▶ _REQUIRED WORK_
Report how many lines below include the string "SAPPORO". Please keep the reply to that number.

(Web page and app entries)
────────
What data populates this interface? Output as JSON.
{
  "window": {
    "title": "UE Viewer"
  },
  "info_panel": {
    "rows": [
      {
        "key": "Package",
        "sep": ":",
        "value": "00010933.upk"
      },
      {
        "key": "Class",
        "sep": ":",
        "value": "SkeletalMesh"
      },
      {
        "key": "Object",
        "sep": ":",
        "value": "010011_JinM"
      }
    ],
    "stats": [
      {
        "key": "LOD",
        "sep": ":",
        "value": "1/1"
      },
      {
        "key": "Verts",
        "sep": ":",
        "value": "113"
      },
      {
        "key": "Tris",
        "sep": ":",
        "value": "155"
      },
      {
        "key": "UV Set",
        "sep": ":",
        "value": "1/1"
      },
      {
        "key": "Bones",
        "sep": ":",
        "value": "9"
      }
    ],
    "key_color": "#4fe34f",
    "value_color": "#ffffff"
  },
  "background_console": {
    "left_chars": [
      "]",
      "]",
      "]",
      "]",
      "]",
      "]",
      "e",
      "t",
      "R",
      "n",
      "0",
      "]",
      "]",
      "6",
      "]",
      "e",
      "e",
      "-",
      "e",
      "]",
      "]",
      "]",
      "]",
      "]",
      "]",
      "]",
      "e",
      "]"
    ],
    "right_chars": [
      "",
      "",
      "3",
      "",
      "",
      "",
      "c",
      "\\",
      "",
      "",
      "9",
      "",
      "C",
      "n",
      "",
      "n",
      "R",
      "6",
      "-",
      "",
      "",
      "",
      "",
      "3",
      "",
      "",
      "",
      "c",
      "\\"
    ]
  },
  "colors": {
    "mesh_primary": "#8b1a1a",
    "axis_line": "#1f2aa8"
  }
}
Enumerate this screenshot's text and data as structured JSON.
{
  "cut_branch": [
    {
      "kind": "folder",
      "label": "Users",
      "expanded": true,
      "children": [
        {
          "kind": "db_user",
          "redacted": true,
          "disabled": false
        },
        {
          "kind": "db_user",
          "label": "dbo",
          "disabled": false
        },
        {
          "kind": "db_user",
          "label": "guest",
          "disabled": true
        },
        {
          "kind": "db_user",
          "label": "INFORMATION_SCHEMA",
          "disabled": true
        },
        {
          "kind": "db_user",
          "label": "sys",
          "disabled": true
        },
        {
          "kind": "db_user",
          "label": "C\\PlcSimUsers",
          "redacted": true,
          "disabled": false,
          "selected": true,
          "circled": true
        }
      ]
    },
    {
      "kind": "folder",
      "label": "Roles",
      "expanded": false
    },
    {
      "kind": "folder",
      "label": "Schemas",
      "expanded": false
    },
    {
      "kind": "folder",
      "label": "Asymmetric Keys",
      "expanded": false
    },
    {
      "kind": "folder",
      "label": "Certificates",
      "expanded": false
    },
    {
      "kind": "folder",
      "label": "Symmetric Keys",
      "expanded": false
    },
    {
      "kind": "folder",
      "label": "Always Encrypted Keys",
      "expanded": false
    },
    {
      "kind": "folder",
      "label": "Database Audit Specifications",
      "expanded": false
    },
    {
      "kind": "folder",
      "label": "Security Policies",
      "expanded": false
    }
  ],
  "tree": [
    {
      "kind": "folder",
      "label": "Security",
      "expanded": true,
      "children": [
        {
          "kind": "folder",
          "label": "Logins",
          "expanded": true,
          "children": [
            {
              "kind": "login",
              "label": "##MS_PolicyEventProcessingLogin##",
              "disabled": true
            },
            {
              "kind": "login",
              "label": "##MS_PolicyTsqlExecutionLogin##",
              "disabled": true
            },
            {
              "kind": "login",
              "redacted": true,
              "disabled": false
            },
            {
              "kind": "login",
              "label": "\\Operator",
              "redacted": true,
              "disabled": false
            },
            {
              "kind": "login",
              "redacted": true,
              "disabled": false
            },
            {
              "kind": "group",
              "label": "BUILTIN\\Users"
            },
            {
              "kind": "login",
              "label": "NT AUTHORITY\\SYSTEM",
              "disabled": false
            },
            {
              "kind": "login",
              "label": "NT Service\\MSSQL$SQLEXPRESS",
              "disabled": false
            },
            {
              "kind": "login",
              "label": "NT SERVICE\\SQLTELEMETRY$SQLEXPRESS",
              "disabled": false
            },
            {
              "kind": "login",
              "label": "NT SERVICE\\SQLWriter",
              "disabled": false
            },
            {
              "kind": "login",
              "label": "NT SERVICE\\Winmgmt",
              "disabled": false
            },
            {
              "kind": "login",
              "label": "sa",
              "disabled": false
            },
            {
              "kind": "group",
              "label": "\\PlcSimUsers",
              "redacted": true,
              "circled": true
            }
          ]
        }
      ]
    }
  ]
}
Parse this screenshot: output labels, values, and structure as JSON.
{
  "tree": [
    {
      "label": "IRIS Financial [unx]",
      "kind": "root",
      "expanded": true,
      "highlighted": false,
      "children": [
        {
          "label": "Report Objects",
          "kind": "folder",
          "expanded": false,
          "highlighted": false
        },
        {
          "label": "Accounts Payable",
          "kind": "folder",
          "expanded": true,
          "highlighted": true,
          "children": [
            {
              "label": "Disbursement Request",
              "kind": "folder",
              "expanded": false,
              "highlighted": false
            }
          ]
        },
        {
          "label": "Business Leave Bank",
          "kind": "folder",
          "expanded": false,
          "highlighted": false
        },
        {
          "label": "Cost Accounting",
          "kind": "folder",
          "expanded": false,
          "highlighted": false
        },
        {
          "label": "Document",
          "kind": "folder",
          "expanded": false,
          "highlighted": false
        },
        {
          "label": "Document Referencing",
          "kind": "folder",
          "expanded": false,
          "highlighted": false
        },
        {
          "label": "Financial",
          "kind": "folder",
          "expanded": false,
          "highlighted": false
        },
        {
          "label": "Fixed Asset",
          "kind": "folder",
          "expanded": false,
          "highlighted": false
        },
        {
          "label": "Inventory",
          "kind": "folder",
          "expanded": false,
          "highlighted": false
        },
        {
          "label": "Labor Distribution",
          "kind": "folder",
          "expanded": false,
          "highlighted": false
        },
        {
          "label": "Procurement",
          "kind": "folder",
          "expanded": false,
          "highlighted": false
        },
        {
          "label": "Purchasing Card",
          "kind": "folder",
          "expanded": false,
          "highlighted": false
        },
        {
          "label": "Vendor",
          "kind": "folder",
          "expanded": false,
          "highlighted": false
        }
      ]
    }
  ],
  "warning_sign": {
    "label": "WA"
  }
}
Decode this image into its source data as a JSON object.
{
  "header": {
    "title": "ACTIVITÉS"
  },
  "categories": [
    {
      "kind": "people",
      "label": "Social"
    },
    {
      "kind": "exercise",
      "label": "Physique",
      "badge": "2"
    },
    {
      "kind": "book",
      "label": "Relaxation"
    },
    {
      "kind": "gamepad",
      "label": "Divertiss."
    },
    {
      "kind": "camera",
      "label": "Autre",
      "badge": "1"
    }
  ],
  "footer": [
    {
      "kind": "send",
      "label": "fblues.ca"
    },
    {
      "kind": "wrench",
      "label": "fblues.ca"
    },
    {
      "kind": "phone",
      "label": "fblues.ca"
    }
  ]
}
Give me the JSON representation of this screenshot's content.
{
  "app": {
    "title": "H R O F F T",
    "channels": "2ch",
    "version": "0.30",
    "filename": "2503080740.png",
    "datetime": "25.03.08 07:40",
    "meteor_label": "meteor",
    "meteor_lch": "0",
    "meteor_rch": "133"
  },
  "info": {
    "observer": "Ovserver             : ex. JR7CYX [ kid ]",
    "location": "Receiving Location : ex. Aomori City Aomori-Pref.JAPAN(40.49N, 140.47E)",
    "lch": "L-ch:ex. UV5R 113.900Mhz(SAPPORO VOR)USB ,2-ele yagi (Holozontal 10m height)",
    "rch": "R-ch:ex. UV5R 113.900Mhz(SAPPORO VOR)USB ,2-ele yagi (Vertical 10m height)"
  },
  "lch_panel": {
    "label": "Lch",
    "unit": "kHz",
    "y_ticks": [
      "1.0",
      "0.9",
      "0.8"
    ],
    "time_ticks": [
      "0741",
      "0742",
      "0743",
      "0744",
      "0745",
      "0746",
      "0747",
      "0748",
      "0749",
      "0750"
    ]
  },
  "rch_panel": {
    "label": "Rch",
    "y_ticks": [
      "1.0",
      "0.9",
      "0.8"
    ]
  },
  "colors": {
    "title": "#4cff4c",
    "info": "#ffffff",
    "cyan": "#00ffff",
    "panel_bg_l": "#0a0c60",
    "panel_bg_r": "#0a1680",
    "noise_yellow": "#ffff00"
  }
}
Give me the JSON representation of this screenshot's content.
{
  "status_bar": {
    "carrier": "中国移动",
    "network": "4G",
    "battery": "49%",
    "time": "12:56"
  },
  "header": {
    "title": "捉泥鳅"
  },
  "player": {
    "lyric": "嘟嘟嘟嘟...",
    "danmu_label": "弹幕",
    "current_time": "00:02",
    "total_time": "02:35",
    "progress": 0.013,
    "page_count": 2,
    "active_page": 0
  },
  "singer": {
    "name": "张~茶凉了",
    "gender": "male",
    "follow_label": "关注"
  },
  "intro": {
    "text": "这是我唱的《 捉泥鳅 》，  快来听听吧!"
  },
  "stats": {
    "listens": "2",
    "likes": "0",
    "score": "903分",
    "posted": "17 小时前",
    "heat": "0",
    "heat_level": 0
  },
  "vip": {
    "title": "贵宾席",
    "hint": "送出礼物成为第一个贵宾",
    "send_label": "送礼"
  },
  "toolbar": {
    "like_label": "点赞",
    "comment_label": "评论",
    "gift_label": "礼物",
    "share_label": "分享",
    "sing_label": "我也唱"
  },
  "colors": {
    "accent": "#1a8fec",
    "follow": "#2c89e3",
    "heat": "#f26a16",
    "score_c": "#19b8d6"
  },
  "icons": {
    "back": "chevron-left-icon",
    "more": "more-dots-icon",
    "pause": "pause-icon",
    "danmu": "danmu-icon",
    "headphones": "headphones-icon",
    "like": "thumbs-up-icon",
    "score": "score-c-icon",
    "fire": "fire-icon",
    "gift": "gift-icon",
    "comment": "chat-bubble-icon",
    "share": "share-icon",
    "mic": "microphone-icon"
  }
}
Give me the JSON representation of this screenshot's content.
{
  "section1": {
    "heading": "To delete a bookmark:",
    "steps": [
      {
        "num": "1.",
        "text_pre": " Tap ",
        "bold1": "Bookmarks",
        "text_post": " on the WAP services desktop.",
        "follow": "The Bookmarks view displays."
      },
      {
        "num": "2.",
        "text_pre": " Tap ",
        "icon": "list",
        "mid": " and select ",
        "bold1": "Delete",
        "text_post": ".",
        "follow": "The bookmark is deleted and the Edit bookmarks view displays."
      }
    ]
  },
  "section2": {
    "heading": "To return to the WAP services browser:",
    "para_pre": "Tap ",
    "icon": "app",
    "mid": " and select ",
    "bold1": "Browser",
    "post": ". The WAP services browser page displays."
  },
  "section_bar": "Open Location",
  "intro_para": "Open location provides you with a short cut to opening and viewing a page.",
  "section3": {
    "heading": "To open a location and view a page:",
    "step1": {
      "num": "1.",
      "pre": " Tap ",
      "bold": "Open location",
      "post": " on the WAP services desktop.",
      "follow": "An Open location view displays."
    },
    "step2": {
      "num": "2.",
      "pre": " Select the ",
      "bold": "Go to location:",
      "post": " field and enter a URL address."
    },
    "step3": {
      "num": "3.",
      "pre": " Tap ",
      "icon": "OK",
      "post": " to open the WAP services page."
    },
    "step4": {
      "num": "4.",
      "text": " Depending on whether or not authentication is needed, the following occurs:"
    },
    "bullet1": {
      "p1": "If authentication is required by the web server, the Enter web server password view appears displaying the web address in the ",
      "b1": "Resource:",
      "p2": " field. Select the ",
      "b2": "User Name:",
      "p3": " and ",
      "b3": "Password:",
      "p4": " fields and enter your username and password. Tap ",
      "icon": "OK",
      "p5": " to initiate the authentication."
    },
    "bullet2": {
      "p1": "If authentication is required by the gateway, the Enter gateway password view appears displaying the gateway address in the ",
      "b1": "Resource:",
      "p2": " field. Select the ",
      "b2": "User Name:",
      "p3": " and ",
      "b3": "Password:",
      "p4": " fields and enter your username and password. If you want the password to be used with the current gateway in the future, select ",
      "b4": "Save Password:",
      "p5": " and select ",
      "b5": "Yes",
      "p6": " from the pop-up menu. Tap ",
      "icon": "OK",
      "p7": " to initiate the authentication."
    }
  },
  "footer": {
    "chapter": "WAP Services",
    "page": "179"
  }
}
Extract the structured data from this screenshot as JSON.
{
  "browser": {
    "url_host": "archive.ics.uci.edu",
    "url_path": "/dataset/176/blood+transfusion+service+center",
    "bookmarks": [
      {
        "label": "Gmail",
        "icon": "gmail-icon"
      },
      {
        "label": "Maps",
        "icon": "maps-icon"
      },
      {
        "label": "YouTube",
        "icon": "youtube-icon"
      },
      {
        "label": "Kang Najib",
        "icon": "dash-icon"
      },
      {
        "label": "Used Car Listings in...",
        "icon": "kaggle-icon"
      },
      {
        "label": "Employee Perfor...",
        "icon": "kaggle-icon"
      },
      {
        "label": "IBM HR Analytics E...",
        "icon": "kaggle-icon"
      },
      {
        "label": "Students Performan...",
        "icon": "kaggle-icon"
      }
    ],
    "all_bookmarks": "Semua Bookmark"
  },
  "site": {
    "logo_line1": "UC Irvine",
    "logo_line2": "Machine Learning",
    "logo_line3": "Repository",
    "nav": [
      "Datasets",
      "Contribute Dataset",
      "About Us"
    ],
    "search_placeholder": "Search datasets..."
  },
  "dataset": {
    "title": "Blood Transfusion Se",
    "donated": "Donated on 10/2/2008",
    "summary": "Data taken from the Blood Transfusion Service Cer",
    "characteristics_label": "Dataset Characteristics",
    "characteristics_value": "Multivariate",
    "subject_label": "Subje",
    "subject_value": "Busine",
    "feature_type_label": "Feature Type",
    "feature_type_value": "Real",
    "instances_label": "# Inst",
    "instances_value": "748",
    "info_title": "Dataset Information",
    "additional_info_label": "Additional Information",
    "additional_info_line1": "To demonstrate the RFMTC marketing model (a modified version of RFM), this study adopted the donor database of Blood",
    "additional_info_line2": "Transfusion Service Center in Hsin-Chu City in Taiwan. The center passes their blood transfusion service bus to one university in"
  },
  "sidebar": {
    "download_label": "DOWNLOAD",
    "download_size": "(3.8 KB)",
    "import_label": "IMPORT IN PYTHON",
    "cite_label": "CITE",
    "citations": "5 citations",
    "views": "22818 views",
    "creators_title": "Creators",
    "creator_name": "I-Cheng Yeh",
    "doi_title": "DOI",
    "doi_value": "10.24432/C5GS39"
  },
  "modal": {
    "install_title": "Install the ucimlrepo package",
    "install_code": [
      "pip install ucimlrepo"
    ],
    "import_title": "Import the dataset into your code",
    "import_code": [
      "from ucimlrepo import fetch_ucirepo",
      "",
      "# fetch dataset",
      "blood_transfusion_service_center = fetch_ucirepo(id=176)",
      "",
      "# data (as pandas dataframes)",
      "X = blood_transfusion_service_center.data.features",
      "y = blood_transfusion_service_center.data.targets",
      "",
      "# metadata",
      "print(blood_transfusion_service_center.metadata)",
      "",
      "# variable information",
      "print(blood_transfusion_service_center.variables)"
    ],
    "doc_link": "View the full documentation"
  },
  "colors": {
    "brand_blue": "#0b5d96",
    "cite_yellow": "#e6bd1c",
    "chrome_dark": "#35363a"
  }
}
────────
▶ _OUTPUT OF THE EXERCISE_
2